#### Data extract ####

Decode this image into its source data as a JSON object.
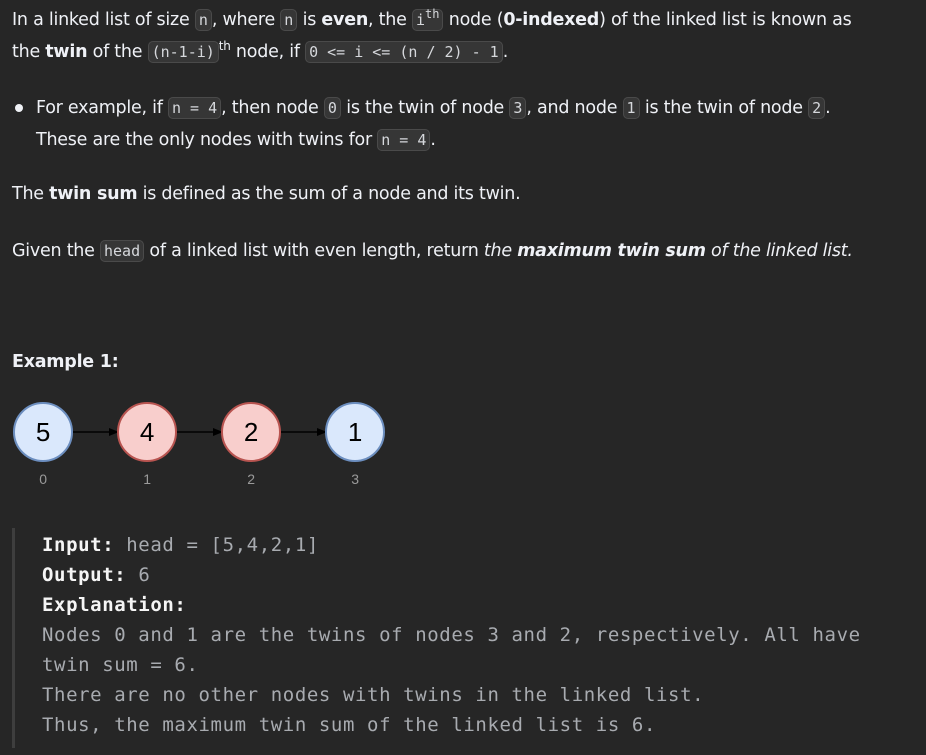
{
  "intro": {
    "l1_a": "In a linked list of size ",
    "l1_n1": "n",
    "l1_b": ", where ",
    "l1_n2": "n",
    "l1_c": " is ",
    "l1_even": "even",
    "l1_d": ", the ",
    "l1_i": "i",
    "l1_th": "th",
    "l1_e": " node (",
    "l1_zero": "0-indexed",
    "l1_f": ") of the linked list is known as",
    "l2_a": "the ",
    "l2_twin": "twin",
    "l2_b": " of the ",
    "l2_expr": "(n-1-i)",
    "l2_th": "th",
    "l2_c": " node, if ",
    "l2_cond": "0 <= i <= (n / 2) - 1",
    "l2_d": "."
  },
  "bullet": {
    "l1_a": "For example, if ",
    "l1_code1": "n = 4",
    "l1_b": ", then node ",
    "l1_code2": "0",
    "l1_c": " is the twin of node ",
    "l1_code3": "3",
    "l1_d": ", and node ",
    "l1_code4": "1",
    "l1_e": " is the twin of node ",
    "l1_code5": "2",
    "l1_f": ".",
    "l2_a": "These are the only nodes with twins for ",
    "l2_code": "n = 4",
    "l2_b": "."
  },
  "twin_def": {
    "a": "The ",
    "bold": "twin sum",
    "b": " is defined as the sum of a node and its twin."
  },
  "task": {
    "a": "Given the ",
    "code": "head",
    "b": " of a linked list with even length, return ",
    "it1": "the ",
    "bi": "maximum twin sum",
    "it2": " of the linked list."
  },
  "example_title": "Example 1:",
  "diagram": {
    "nodes": [
      {
        "value": "5",
        "index": "0",
        "fill": "#dae8fc",
        "stroke": "#6c8ebf"
      },
      {
        "value": "4",
        "index": "1",
        "fill": "#f8cecc",
        "stroke": "#b85450"
      },
      {
        "value": "2",
        "index": "2",
        "fill": "#f8cecc",
        "stroke": "#b85450"
      },
      {
        "value": "1",
        "index": "3",
        "fill": "#dae8fc",
        "stroke": "#6c8ebf"
      }
    ]
  },
  "example": {
    "input_label": "Input:",
    "input_value": " head = [5,4,2,1]",
    "output_label": "Output:",
    "output_value": " 6",
    "explanation_label": "Explanation:",
    "lines": [
      "Nodes 0 and 1 are the twins of nodes 3 and 2, respectively. All have",
      "twin sum = 6.",
      "There are no other nodes with twins in the linked list.",
      "Thus, the maximum twin sum of the linked list is 6."
    ]
  }
}
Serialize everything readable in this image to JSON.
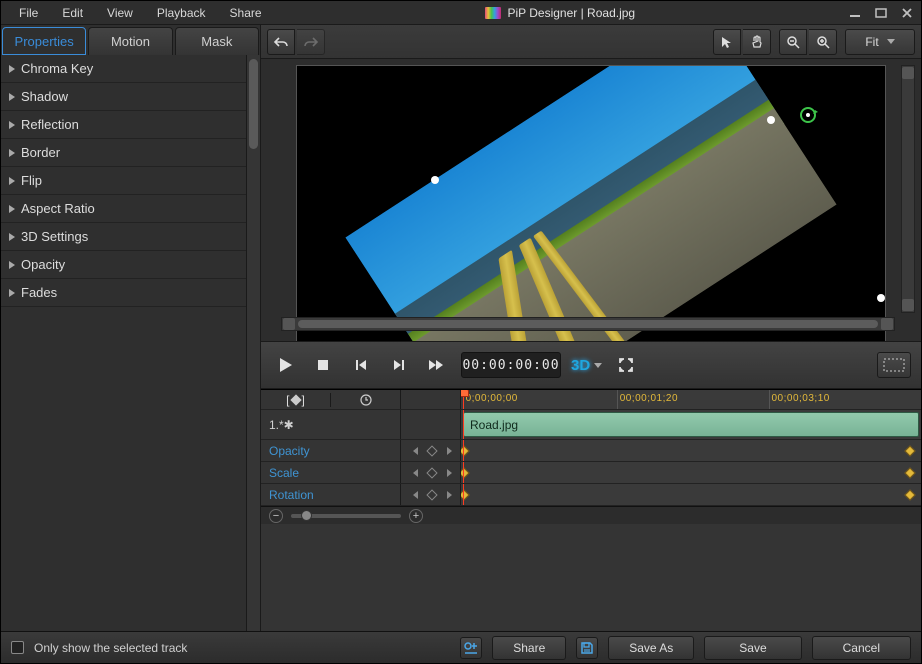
{
  "title": "PiP Designer | Road.jpg",
  "menu": {
    "file": "File",
    "edit": "Edit",
    "view": "View",
    "playback": "Playback",
    "share": "Share"
  },
  "tabs": {
    "properties": "Properties",
    "motion": "Motion",
    "mask": "Mask"
  },
  "sections": [
    "Chroma Key",
    "Shadow",
    "Reflection",
    "Border",
    "Flip",
    "Aspect Ratio",
    "3D Settings",
    "Opacity",
    "Fades"
  ],
  "toolbar": {
    "fit": "Fit"
  },
  "playback": {
    "timecode": "00:00:00:00",
    "three_d": "3D"
  },
  "timeline": {
    "ticks": [
      "0;00;00;00",
      "00;00;01;20",
      "00;00;03;10"
    ],
    "track_label": "1.*✱",
    "clip_name": "Road.jpg",
    "tracks": [
      "Opacity",
      "Scale",
      "Rotation"
    ]
  },
  "footer": {
    "only_show": "Only show the selected track",
    "share": "Share",
    "save_as": "Save As",
    "save": "Save",
    "cancel": "Cancel"
  }
}
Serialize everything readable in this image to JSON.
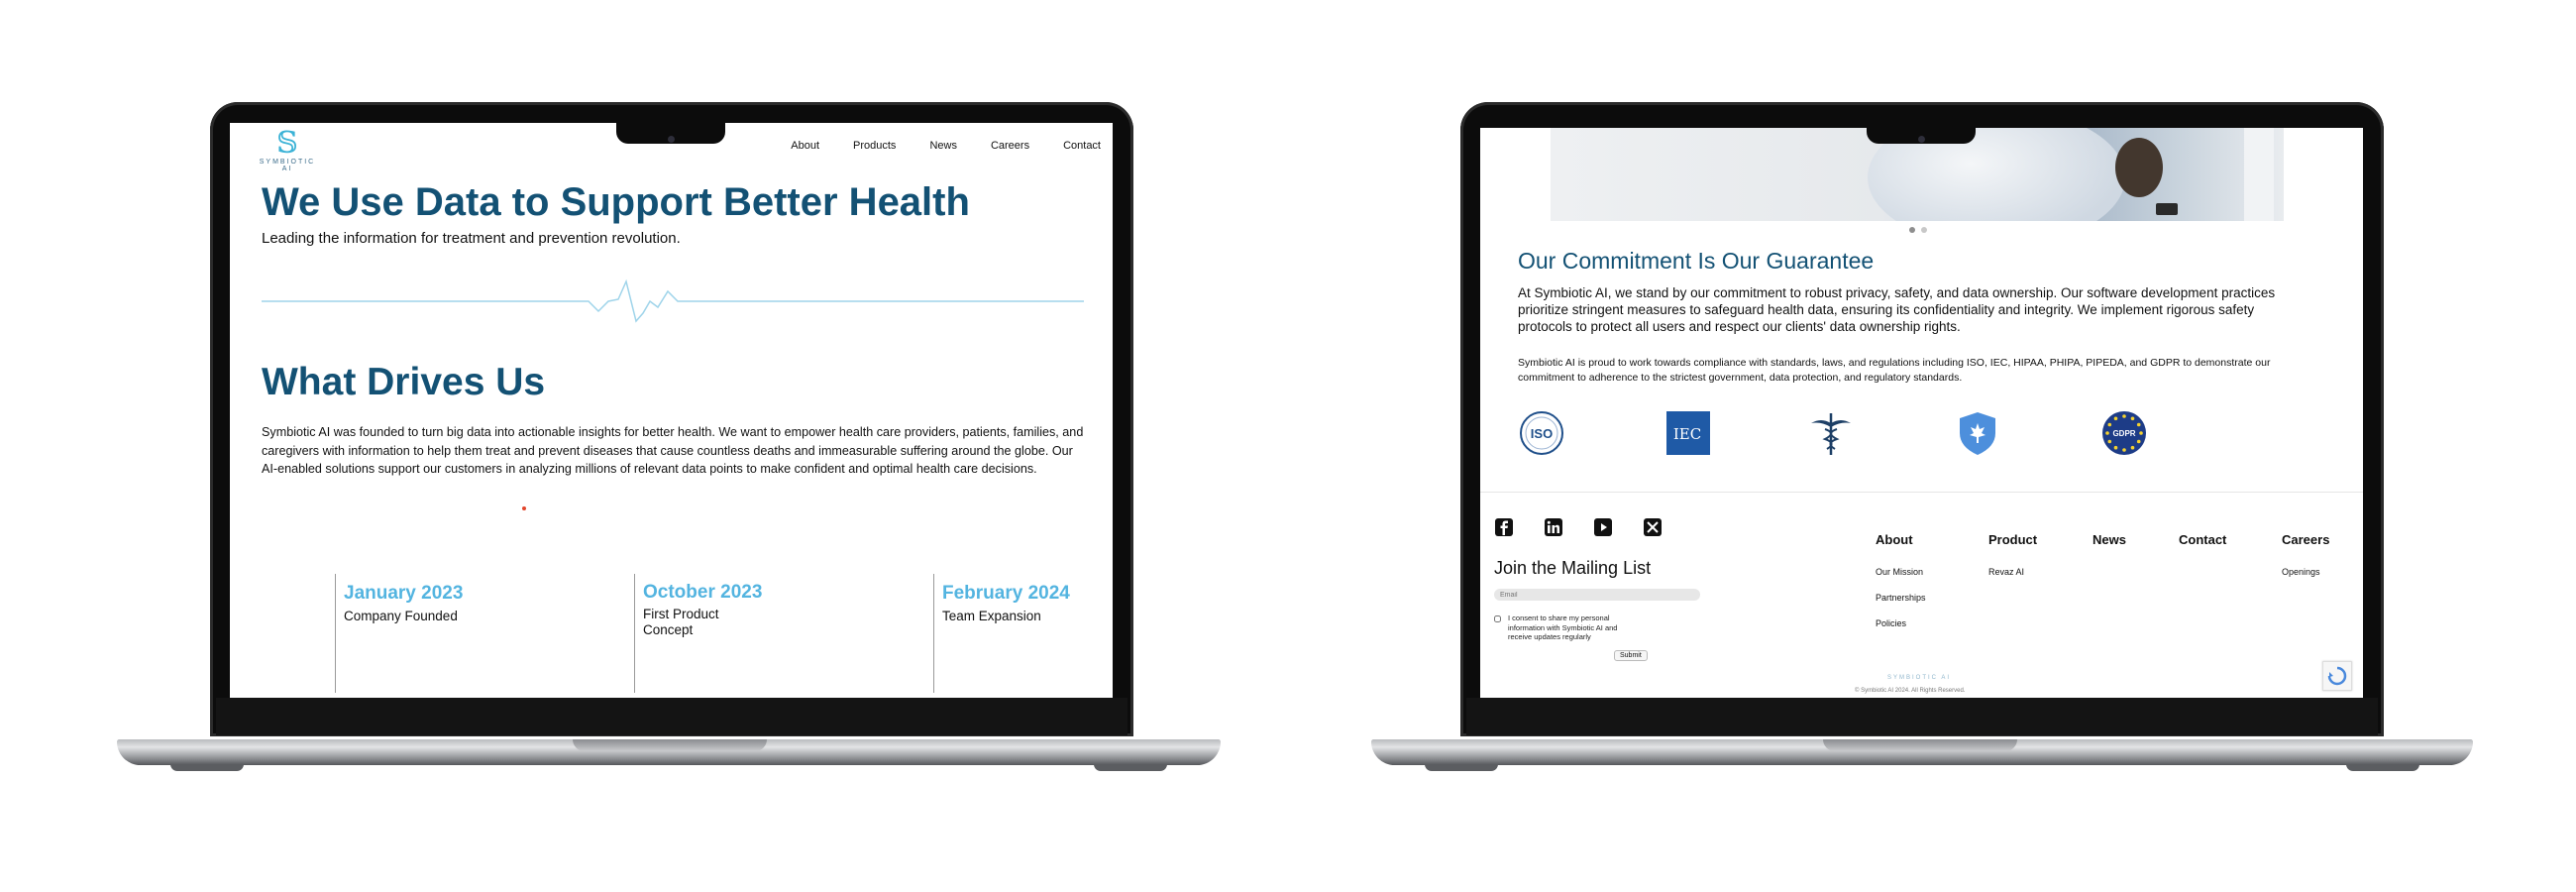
{
  "left_page": {
    "logo_text": "SYMBIOTIC AI",
    "nav": [
      "About",
      "Products",
      "News",
      "Careers",
      "Contact"
    ],
    "hero_title": "We Use Data to Support Better Health",
    "hero_subtitle": "Leading the information for treatment and prevention revolution.",
    "section_title": "What Drives Us",
    "section_body": "Symbiotic AI was founded to turn big data into actionable insights for better health. We want to empower health care providers, patients, families, and caregivers with information to help them treat and prevent diseases that cause countless deaths and immeasurable suffering around the globe. Our AI-enabled solutions support our customers in analyzing millions of relevant data points to make confident and optimal health care decisions.",
    "timeline": [
      {
        "date": "January 2023",
        "text": "Company Founded"
      },
      {
        "date": "October 2023",
        "text": "First Product Concept"
      },
      {
        "date": "February 2024",
        "text": "Team Expansion"
      }
    ]
  },
  "right_page": {
    "commitment_title": "Our Commitment Is Our Guarantee",
    "commitment_p1": "At Symbiotic AI, we stand by our commitment to robust privacy, safety, and data ownership. Our software development practices prioritize stringent measures to safeguard health data, ensuring its confidentiality and integrity. We implement rigorous safety protocols to protect all users and respect our clients' data ownership rights.",
    "commitment_p2": "Symbiotic AI is proud to work towards compliance with standards, laws, and regulations including ISO, IEC, HIPAA, PHIPA, PIPEDA, and GDPR to demonstrate our commitment to adherence to the strictest government, data protection, and regulatory standards.",
    "badges": [
      "ISO",
      "IEC",
      "GDPR"
    ],
    "social": [
      "facebook-icon",
      "linkedin-icon",
      "youtube-icon",
      "x-icon"
    ],
    "mailing": {
      "title": "Join the Mailing List",
      "email_placeholder": "Email",
      "consent": "I consent to share my personal information with Symbiotic AI and receive updates regularly",
      "submit": "Submit"
    },
    "footer_columns": [
      {
        "title": "About",
        "links": [
          "Our Mission",
          "Partnerships",
          "Policies"
        ]
      },
      {
        "title": "Product",
        "links": [
          "Revaz AI"
        ]
      },
      {
        "title": "News",
        "links": []
      },
      {
        "title": "Contact",
        "links": []
      },
      {
        "title": "Careers",
        "links": [
          "Openings"
        ]
      }
    ],
    "footer_logo": "SYMBIOTIC AI",
    "copyright": "© Symbiotic AI 2024. All Rights Reserved."
  },
  "colors": {
    "heading": "#135174",
    "accent": "#53b4e0",
    "ecg": "#9fd4ea"
  }
}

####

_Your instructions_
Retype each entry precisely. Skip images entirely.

_Finished task_
Decode this image into its source data as a JSON object.
{
  "intro": {
    "l1_a": "In a linked list of size ",
    "l1_n1": "n",
    "l1_b": ", where ",
    "l1_n2": "n",
    "l1_c": " is ",
    "l1_even": "even",
    "l1_d": ", the ",
    "l1_i": "i",
    "l1_th": "th",
    "l1_e": " node (",
    "l1_zero": "0-indexed",
    "l1_f": ") of the linked list is known as",
    "l2_a": "the ",
    "l2_twin": "twin",
    "l2_b": " of the ",
    "l2_expr": "(n-1-i)",
    "l2_th": "th",
    "l2_c": " node, if ",
    "l2_cond": "0 <= i <= (n / 2) - 1",
    "l2_d": "."
  },
  "bullet": {
    "l1_a": "For example, if ",
    "l1_code1": "n = 4",
    "l1_b": ", then node ",
    "l1_code2": "0",
    "l1_c": " is the twin of node ",
    "l1_code3": "3",
    "l1_d": ", and node ",
    "l1_code4": "1",
    "l1_e": " is the twin of node ",
    "l1_code5": "2",
    "l1_f": ".",
    "l2_a": "These are the only nodes with twins for ",
    "l2_code": "n = 4",
    "l2_b": "."
  },
  "twin_def": {
    "a": "The ",
    "bold": "twin sum",
    "b": " is defined as the sum of a node and its twin."
  },
  "task": {
    "a": "Given the ",
    "code": "head",
    "b": " of a linked list with even length, return ",
    "it1": "the ",
    "bi": "maximum twin sum",
    "it2": " of the linked list."
  },
  "example_title": "Example 1:",
  "diagram": {
    "nodes": [
      {
        "value": "5",
        "index": "0",
        "fill": "#dae8fc",
        "stroke": "#6c8ebf"
      },
      {
        "value": "4",
        "index": "1",
        "fill": "#f8cecc",
        "stroke": "#b85450"
      },
      {
        "value": "2",
        "index": "2",
        "fill": "#f8cecc",
        "stroke": "#b85450"
      },
      {
        "value": "1",
        "index": "3",
        "fill": "#dae8fc",
        "stroke": "#6c8ebf"
      }
    ]
  },
  "example": {
    "input_label": "Input:",
    "input_value": " head = [5,4,2,1]",
    "output_label": "Output:",
    "output_value": " 6",
    "explanation_label": "Explanation:",
    "lines": [
      "Nodes 0 and 1 are the twins of nodes 3 and 2, respectively. All have",
      "twin sum = 6.",
      "There are no other nodes with twins in the linked list.",
      "Thus, the maximum twin sum of the linked list is 6."
    ]
  }
}
Serialize everything readable in this image to JSON.
{
  "title": "PiP Designer | Road.jpg",
  "menu": {
    "file": "File",
    "edit": "Edit",
    "view": "View",
    "playback": "Playback",
    "share": "Share"
  },
  "tabs": {
    "properties": "Properties",
    "motion": "Motion",
    "mask": "Mask"
  },
  "sections": [
    "Chroma Key",
    "Shadow",
    "Reflection",
    "Border",
    "Flip",
    "Aspect Ratio",
    "3D Settings",
    "Opacity",
    "Fades"
  ],
  "toolbar": {
    "fit": "Fit"
  },
  "playback": {
    "timecode": "00:00:00:00",
    "three_d": "3D"
  },
  "timeline": {
    "ticks": [
      "0;00;00;00",
      "00;00;01;20",
      "00;00;03;10"
    ],
    "track_label": "1.*✱",
    "clip_name": "Road.jpg",
    "tracks": [
      "Opacity",
      "Scale",
      "Rotation"
    ]
  },
  "footer": {
    "only_show": "Only show the selected track",
    "share": "Share",
    "save_as": "Save As",
    "save": "Save",
    "cancel": "Cancel"
  }
}
Serialize everything readable in this image to JSON.
{
  "left_page": {
    "logo_text": "SYMBIOTIC AI",
    "nav": [
      "About",
      "Products",
      "News",
      "Careers",
      "Contact"
    ],
    "hero_title": "We Use Data to Support Better Health",
    "hero_subtitle": "Leading the information for treatment and prevention revolution.",
    "section_title": "What Drives Us",
    "section_body": "Symbiotic AI was founded to turn big data into actionable insights for better health. We want to empower health care providers, patients, families, and caregivers with information to help them treat and prevent diseases that cause countless deaths and immeasurable suffering around the globe. Our AI-enabled solutions support our customers in analyzing millions of relevant data points to make confident and optimal health care decisions.",
    "timeline": [
      {
        "date": "January 2023",
        "text": "Company Founded"
      },
      {
        "date": "October 2023",
        "text": "First Product Concept"
      },
      {
        "date": "February 2024",
        "text": "Team Expansion"
      }
    ]
  },
  "right_page": {
    "commitment_title": "Our Commitment Is Our Guarantee",
    "commitment_p1": "At Symbiotic AI, we stand by our commitment to robust privacy, safety, and data ownership. Our software development practices prioritize stringent measures to safeguard health data, ensuring its confidentiality and integrity. We implement rigorous safety protocols to protect all users and respect our clients' data ownership rights.",
    "commitment_p2": "Symbiotic AI is proud to work towards compliance with standards, laws, and regulations including ISO, IEC, HIPAA, PHIPA, PIPEDA, and GDPR to demonstrate our commitment to adherence to the strictest government, data protection, and regulatory standards.",
    "badges": [
      "ISO",
      "IEC",
      "GDPR"
    ],
    "social": [
      "facebook-icon",
      "linkedin-icon",
      "youtube-icon",
      "x-icon"
    ],
    "mailing": {
      "title": "Join the Mailing List",
      "email_placeholder": "Email",
      "consent": "I consent to share my personal information with Symbiotic AI and receive updates regularly",
      "submit": "Submit"
    },
    "footer_columns": [
      {
        "title": "About",
        "links": [
          "Our Mission",
          "Partnerships",
          "Policies"
        ]
      },
      {
        "title": "Product",
        "links": [
          "Revaz AI"
        ]
      },
      {
        "title": "News",
        "links": []
      },
      {
        "title": "Contact",
        "links": []
      },
      {
        "title": "Careers",
        "links": [
          "Openings"
        ]
      }
    ],
    "footer_logo": "SYMBIOTIC AI",
    "copyright": "© Symbiotic AI 2024. All Rights Reserved."
  },
  "colors": {
    "heading": "#135174",
    "accent": "#53b4e0",
    "ecg": "#9fd4ea"
  }
}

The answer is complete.